Listening to that news bulletin, dominated as it was by the scandal of Mr Damian McBride and his vile emails, I could not help thinking how fortunate I was to be be, both literally and metaphorically, hundreds of miles away from such a well of poison. Politics does not need to be like that and most of the time it is not. But there is always enough of it around to turn what should be a noble and uplifting experience into a source of unhappiness and paranoia. Mr McBride and others of his species have a lot to answer for.
They are not attached exclusively to any one party or leader but to the prospect of power and influence. However, the problem for – or rather with – Gordon Brown is that he has always had a coterie of them around him. How specifically they were licensed to act on his behalf, as opposed to being given a general freelance role to serve his perceived interests, has long been a matter of contention.

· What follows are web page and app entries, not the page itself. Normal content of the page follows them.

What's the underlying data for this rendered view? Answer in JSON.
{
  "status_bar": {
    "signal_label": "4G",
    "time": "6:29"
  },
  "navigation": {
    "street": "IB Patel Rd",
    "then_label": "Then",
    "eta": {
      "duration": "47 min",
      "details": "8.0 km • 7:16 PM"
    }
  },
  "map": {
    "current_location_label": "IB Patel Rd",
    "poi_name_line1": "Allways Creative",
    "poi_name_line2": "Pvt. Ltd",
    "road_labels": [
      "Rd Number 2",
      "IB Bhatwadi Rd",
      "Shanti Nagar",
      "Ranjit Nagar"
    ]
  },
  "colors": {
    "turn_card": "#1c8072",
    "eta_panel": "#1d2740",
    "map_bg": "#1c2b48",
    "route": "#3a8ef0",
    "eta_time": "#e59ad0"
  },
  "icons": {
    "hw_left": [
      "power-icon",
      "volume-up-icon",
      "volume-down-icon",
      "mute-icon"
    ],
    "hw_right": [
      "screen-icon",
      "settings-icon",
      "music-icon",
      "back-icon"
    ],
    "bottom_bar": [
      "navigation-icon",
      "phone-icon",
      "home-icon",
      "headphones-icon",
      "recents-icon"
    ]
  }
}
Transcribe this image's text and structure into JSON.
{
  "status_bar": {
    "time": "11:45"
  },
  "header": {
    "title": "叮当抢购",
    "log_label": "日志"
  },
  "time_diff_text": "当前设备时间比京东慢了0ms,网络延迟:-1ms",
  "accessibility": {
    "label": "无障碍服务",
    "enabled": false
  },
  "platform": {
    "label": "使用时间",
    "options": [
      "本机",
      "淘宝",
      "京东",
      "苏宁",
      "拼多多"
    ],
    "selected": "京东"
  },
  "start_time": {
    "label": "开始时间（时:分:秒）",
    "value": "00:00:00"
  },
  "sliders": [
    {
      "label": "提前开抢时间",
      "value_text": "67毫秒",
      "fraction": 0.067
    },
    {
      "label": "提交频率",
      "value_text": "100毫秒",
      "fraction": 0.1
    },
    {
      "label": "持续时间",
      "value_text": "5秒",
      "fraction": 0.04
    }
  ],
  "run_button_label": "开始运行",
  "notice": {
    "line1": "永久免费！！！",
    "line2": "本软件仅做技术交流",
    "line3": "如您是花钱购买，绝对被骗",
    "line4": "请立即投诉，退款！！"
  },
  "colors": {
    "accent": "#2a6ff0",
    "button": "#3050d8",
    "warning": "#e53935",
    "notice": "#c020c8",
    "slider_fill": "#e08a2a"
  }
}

The only abnormality about the McBride affair is that his proposed smears were to be directed against the Tories. For as long as I was in politics, and I am sure it has not changed, most of this kind of activity was directed against Labour colleagues who, however improbably, had been branded as enemies of, or potential rivals to, Gordon. That operation predated the Blair leadership but was sustained with ruthless efficiency throughout it.
Over the past few days, these inconvenient truths have been endlessly written and spoken about in the media. But someone should be asking searching questions of the people who are now so anxious to tell us that they have known for years how McBride and his cronies operated – briefing viciously and always, of course, anonymously against anyone who attracted their displeasure.

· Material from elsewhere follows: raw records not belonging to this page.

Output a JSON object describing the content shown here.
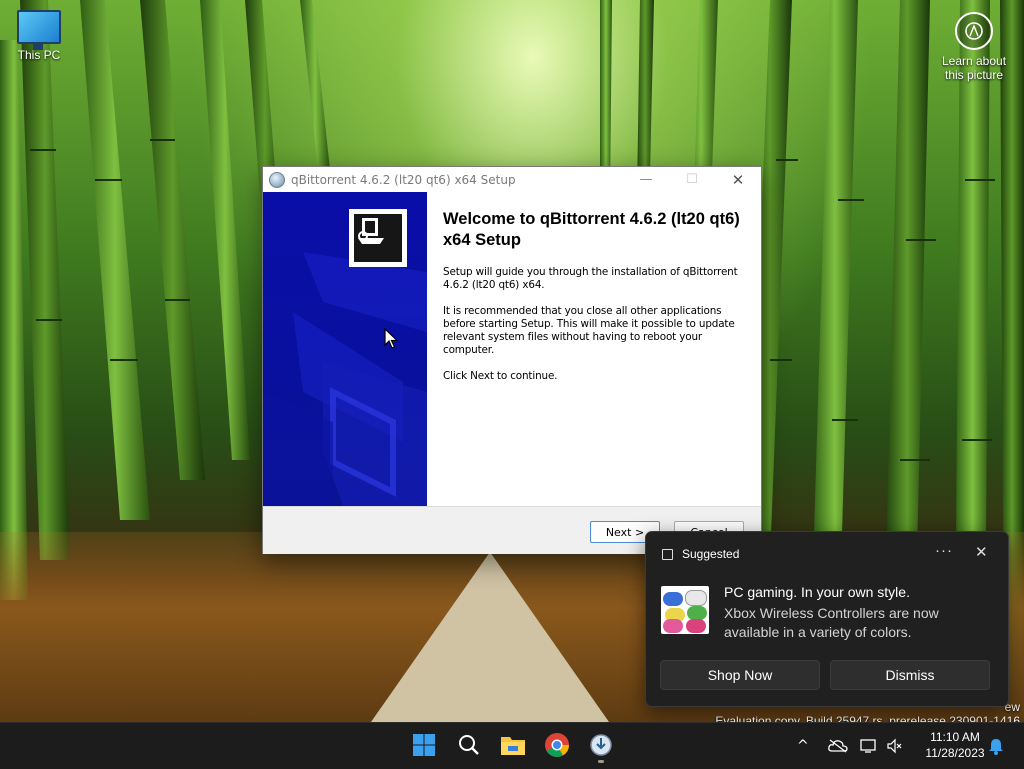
{
  "desktop": {
    "icons": [
      {
        "label": "This PC",
        "icon": "monitor-icon"
      },
      {
        "label": "Learn about this picture",
        "icon": "camera-lens-icon"
      }
    ],
    "watermark": {
      "line1": "ew",
      "line2": "Evaluation copy. Build 25947.rs_prerelease.230901-1416"
    }
  },
  "installer": {
    "title": "qBittorrent 4.6.2 (lt20 qt6) x64 Setup",
    "heading": "Welcome to qBittorrent 4.6.2 (lt20 qt6) x64 Setup",
    "paragraphs": [
      "Setup will guide you through the installation of qBittorrent 4.6.2 (lt20 qt6) x64.",
      "It is recommended that you close all other applications before starting Setup. This will make it possible to update relevant system files without having to reboot your computer.",
      "Click Next to continue."
    ],
    "buttons": {
      "next": "Next >",
      "cancel": "Cancel"
    },
    "titlebar_buttons": {
      "minimize": "—",
      "maximize": "☐",
      "close": "✕"
    }
  },
  "notification": {
    "header": "Suggested",
    "more": "···",
    "close": "✕",
    "title": "PC gaming. In your own style.",
    "body": "Xbox Wireless Controllers are now available in a variety of colors.",
    "buttons": {
      "primary": "Shop Now",
      "secondary": "Dismiss"
    }
  },
  "taskbar": {
    "apps": [
      {
        "name": "Start",
        "icon": "windows-start-icon"
      },
      {
        "name": "Search",
        "icon": "search-icon"
      },
      {
        "name": "File Explorer",
        "icon": "folder-icon"
      },
      {
        "name": "Chrome",
        "icon": "chrome-icon"
      },
      {
        "name": "qBittorrent Setup",
        "icon": "installer-icon"
      }
    ],
    "tray": {
      "overflow": "^",
      "time": "11:10 AM",
      "date": "11/28/2023"
    }
  }
}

They could only get away with this, year after year, because the same media were prepared not only to protect their anonymity but also to spread their poison. I have always taken the view that if a partisan politician (or adviser) briefs against a colleague (or opponent), the only matter of public interest lies in who is doing the briefing, rather than in what is being said about the intended victim.
The argument used against this simple dictum has been that journalists are obliged to protect sources – a high-minded principle which, in this context, is also utter rubbish. The protection of sources should apply, without compromise, to people who have put themselves at risk to bring matters of legitimate interest into the public domain. To confuse that noble principle with the protection of ghastly sneaks like McBride is self-serving nonsense. And the whole dirty business of anonymous briefing against people could be brought to an end overnight if it was made clear that anonymity is no longer guaranteed. That is indeed one very good thing that could and should come out of this squalid affair.
That hackneyed old phrase about your enemies aren't on the other side, they're behind you seems rather apt, all of a sudden, doesn't it?